The 40+ ministries include 57 home groups that minister to about 800 people each week. The church’s pastor is heard on 55 radio stations from Orange County as well as nationally. The church has advertised in local theaters, tables in area restaurants, and will send direct mail for special events to 20,000-40,000 homes in their area. For more than a decade the church’s Annual Men’s Conference attracts 3,000 men each year, and has begun hosting Women’s Conferences with an average attendance of 3,000 women each year.
Invitations to receive Jesus Christ are extended at each service; with many people making a first-time decision or re-dedication of their lives. Calvary Chapel of the Chino Valley holds a Baptism service each year during the summer months, and it is a blessed time for everyone. Many people invite their friends and family to join in their celebration.
David shared that 357 men and 273 women completed the new believer’s Sure Foundation Class in 2006. The congregation is about 45-50% Hispanic (mostly Mexican-American), 35-40% Anglo and the remainder are Native American, Asian, African American, or Filipino. The Chino church has started 20 new church plants and ministers in Mexico, the Philippines, Morocco, Peru, Uganda, and Thailand. With no solicitation, the church raised $94,000 for Hurricane Katrina relief, $109,000 for tsunami relief, and $48,000 for Haiti relief.

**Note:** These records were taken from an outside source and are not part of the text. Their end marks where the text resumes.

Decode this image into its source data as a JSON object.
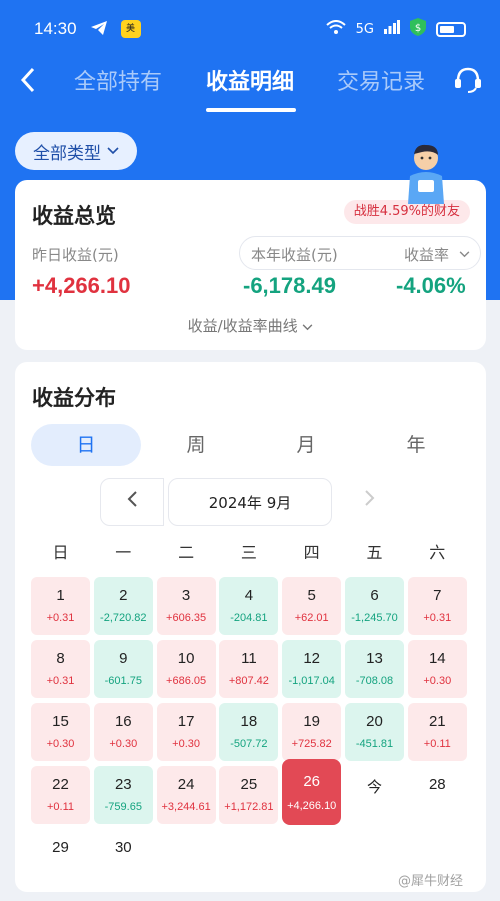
{
  "status": {
    "time": "14:30",
    "network": "5G"
  },
  "nav": {
    "tabs": [
      "全部持有",
      "收益明细",
      "交易记录"
    ],
    "active_tab": 1
  },
  "filter": {
    "label": "全部类型"
  },
  "summary": {
    "title": "收益总览",
    "badge": "战胜4.59%的财友",
    "yesterday_label": "昨日收益(元)",
    "yesterday_value": "+4,266.10",
    "year_label": "本年收益(元)",
    "year_value": "-6,178.49",
    "rate_label": "收益率",
    "rate_value": "-4.06%",
    "curve_link": "收益/收益率曲线"
  },
  "distribution": {
    "title": "收益分布",
    "periods": [
      "日",
      "周",
      "月",
      "年"
    ],
    "active_period": 0,
    "month": "2024年 9月",
    "weekdays": [
      "日",
      "一",
      "二",
      "三",
      "四",
      "五",
      "六"
    ],
    "days": [
      {
        "d": "1",
        "v": "+0.31",
        "t": "pos"
      },
      {
        "d": "2",
        "v": "-2,720.82",
        "t": "neg"
      },
      {
        "d": "3",
        "v": "+606.35",
        "t": "pos"
      },
      {
        "d": "4",
        "v": "-204.81",
        "t": "neg"
      },
      {
        "d": "5",
        "v": "+62.01",
        "t": "pos"
      },
      {
        "d": "6",
        "v": "-1,245.70",
        "t": "neg"
      },
      {
        "d": "7",
        "v": "+0.31",
        "t": "pos"
      },
      {
        "d": "8",
        "v": "+0.31",
        "t": "pos"
      },
      {
        "d": "9",
        "v": "-601.75",
        "t": "neg"
      },
      {
        "d": "10",
        "v": "+686.05",
        "t": "pos"
      },
      {
        "d": "11",
        "v": "+807.42",
        "t": "pos"
      },
      {
        "d": "12",
        "v": "-1,017.04",
        "t": "neg"
      },
      {
        "d": "13",
        "v": "-708.08",
        "t": "neg"
      },
      {
        "d": "14",
        "v": "+0.30",
        "t": "pos"
      },
      {
        "d": "15",
        "v": "+0.30",
        "t": "pos"
      },
      {
        "d": "16",
        "v": "+0.30",
        "t": "pos"
      },
      {
        "d": "17",
        "v": "+0.30",
        "t": "pos"
      },
      {
        "d": "18",
        "v": "-507.72",
        "t": "neg"
      },
      {
        "d": "19",
        "v": "+725.82",
        "t": "pos"
      },
      {
        "d": "20",
        "v": "-451.81",
        "t": "neg"
      },
      {
        "d": "21",
        "v": "+0.11",
        "t": "pos"
      },
      {
        "d": "22",
        "v": "+0.11",
        "t": "pos"
      },
      {
        "d": "23",
        "v": "-759.65",
        "t": "neg"
      },
      {
        "d": "24",
        "v": "+3,244.61",
        "t": "pos"
      },
      {
        "d": "25",
        "v": "+1,172.81",
        "t": "pos"
      },
      {
        "d": "26",
        "v": "+4,266.10",
        "t": "today"
      },
      {
        "d": "今",
        "v": "",
        "t": "plain"
      },
      {
        "d": "28",
        "v": "",
        "t": "plain"
      },
      {
        "d": "29",
        "v": "",
        "t": "plain"
      },
      {
        "d": "30",
        "v": "",
        "t": "plain"
      }
    ]
  },
  "watermark": "@犀牛财经",
  "colors": {
    "brand_blue": "#1f73f2",
    "gain_red": "#e0323f",
    "loss_green": "#14a37f"
  }
}
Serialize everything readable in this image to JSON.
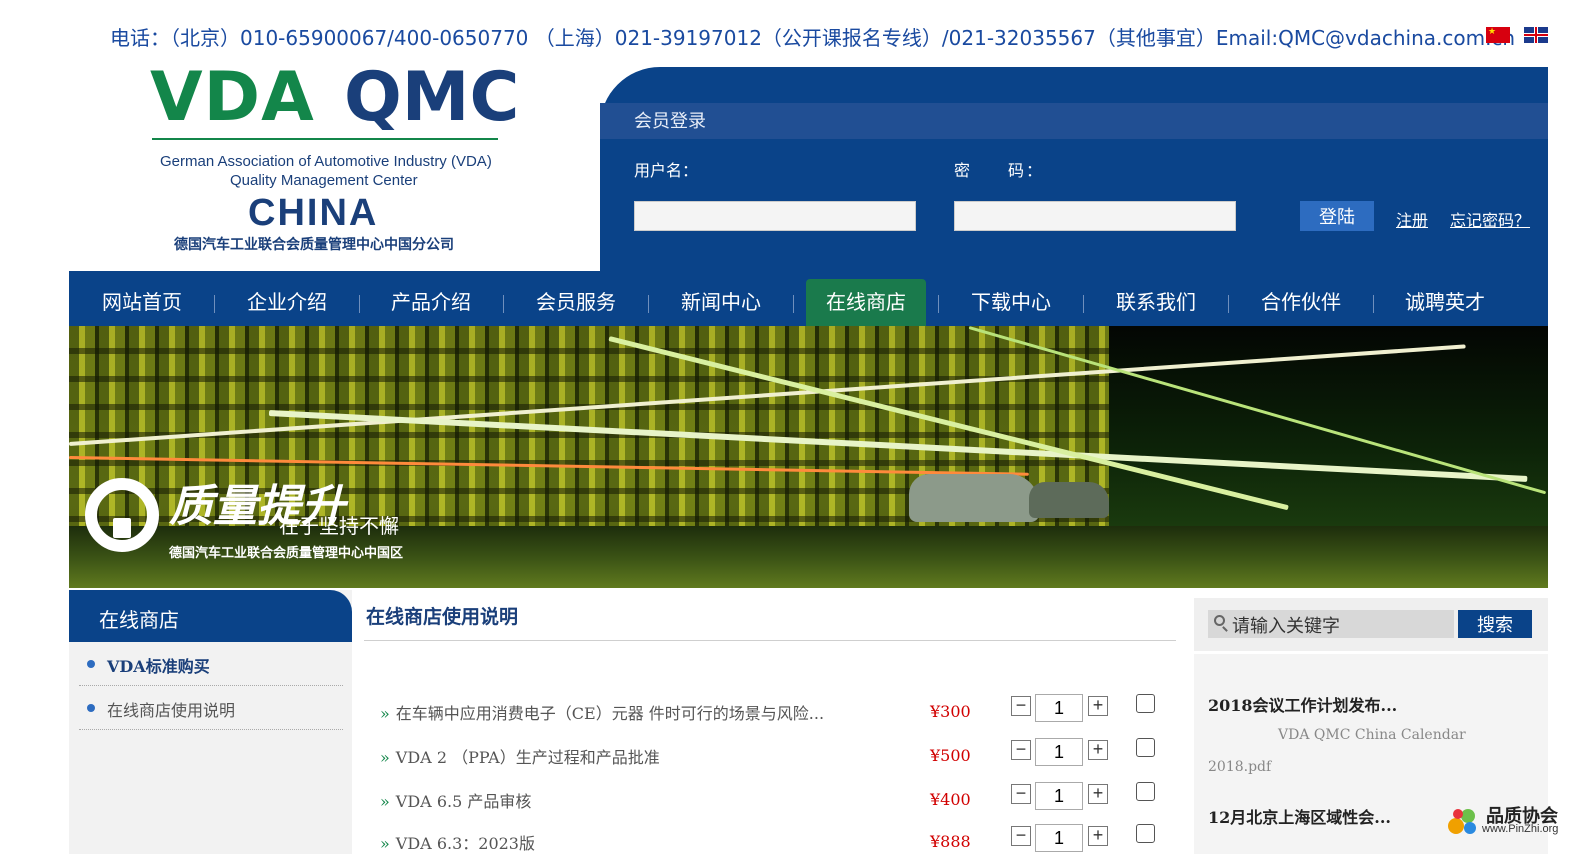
{
  "contact": {
    "text": "电话：（北京）010-65900067/400-0650770 （上海）021-39197012（公开课报名专线）/021-32035567（其他事宜）Email:QMC@vdachina.com.cn"
  },
  "logo": {
    "vda": "VDA",
    "qmc": "QMC",
    "eng_line1": "German Association of Automotive Industry (VDA)",
    "eng_line2": "Quality Management Center",
    "china": "CHINA",
    "cn_line": "德国汽车工业联合会质量管理中心中国分公司"
  },
  "login": {
    "title": "会员登录",
    "username_label": "用户名：",
    "password_label": "密　　码：",
    "login_button": "登陆",
    "register_link": "注册",
    "forgot_link": "忘记密码？"
  },
  "nav": {
    "items": [
      "网站首页",
      "企业介绍",
      "产品介绍",
      "会员服务",
      "新闻中心",
      "在线商店",
      "下载中心",
      "联系我们",
      "合作伙伴",
      "诚聘英才"
    ],
    "active": "在线商店"
  },
  "banner": {
    "slogan_main": "质量提升",
    "slogan_sub": "在于坚持不懈",
    "slogan_org": "德国汽车工业联合会质量管理中心中国区"
  },
  "sidebar": {
    "title": "在线商店",
    "items": [
      "VDA标准购买",
      "在线商店使用说明"
    ]
  },
  "main": {
    "title": "在线商店使用说明",
    "products": [
      {
        "name": "在车辆中应用消费电子（CE）元器 件时可行的场景与风险...",
        "price": "¥300",
        "qty": "1"
      },
      {
        "name": "VDA 2 （PPA）生产过程和产品批准",
        "price": "¥500",
        "qty": "1"
      },
      {
        "name": "VDA 6.5 产品审核",
        "price": "¥400",
        "qty": "1"
      },
      {
        "name": "VDA 6.3：2023版",
        "price": "¥888",
        "qty": "1"
      }
    ]
  },
  "right": {
    "search_placeholder": "请输入关键字",
    "search_button": "搜索",
    "news": [
      {
        "title": "2018会议工作计划发布...",
        "desc1": "VDA QMC China Calendar",
        "desc2": "2018.pdf"
      },
      {
        "title": "12月北京上海区域性会..."
      }
    ]
  },
  "watermark": {
    "name": "品质协会",
    "url": "www.PinZhi.org"
  },
  "colors": {
    "primary_blue": "#0a4389",
    "active_green": "#1a7a4c",
    "price_red": "#d10000",
    "brand_green": "#13864a"
  }
}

“If you were to walk into our fellowship,” reports Pastor David, “There are four pillars painted on the wall in our foyer: Word, Worship, Withness (fellowship), and Witness. These are the first words you encounter when you enter our building. Jesus is the chief cornerstone. This is what we are all about.” The passion of the church and pastor is graphically printed above the pastor’s head in every service, John 12:21: “We would see Jesus.”